As Operation Euphrates Shield enters its first month, around 20,000 people have so far returned home to the freed Syrian town of Jarablus.
More than 20,000 Syrians have returned to the Syrian border town of Jarablus nearly a month after it was taken from the DAESH terrorist organisation, an official has said.
Operation Euphrates Shield, which led to the liberation of the city, began when Turkish tank units backed by jets crossed the border into Syria on August 24 in support of the Free Syrian Army. At least 54 DAESH terrorists were killed during the Battle of Jarablus.
Close to 1,200 square kilometres (745 miles) of northern Syria has been cleared of hostile groups so far in the operation. Nearly 900 DAESH targets were hit 4,000 times following the liberation of Jarablus, the source added.
According to a local councillor in Jarablus, the population of the city has increased to 25,000 from 35,000 as a result of the operation.
Hundreds of families moved back home from Azaz in northern Aleppo Province and Manbij, the official, who spoke on condition of anonymity due to safety concerns, added.
From Turkey alone, around 3,000 refugees have returned back home to Jarablus.
"Our office considers applications," said Oktay Bahceci, head of the Gaziantep regional migration office. "People whose paperwork has been completed are able to return to their country. To date, a total of 2,857 people have left the country [for Syria]."
Turkey has said the operation aims to bolster border security, support coalition forces and eliminate the threat posed by terror organisations, especially DAESH, and that it is in line with its right to self-defense born out of international treaties. The operation is being carried out under a mandate given to the Turkish Armed Forces by parliament in 2014, which was extended for another year in September 2015.
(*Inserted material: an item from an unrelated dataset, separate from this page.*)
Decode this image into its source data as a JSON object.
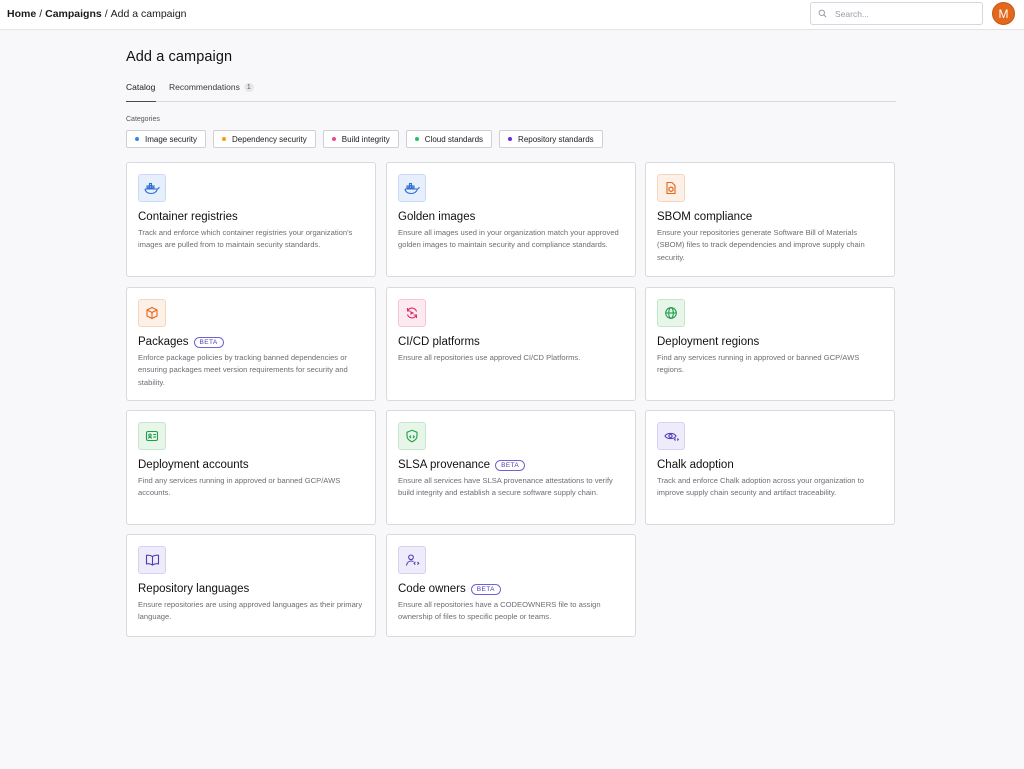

The US-led coalition has welcomed the operation, which has significantly contributed to ongoing efforts by the US-backed international coalition against the terror group.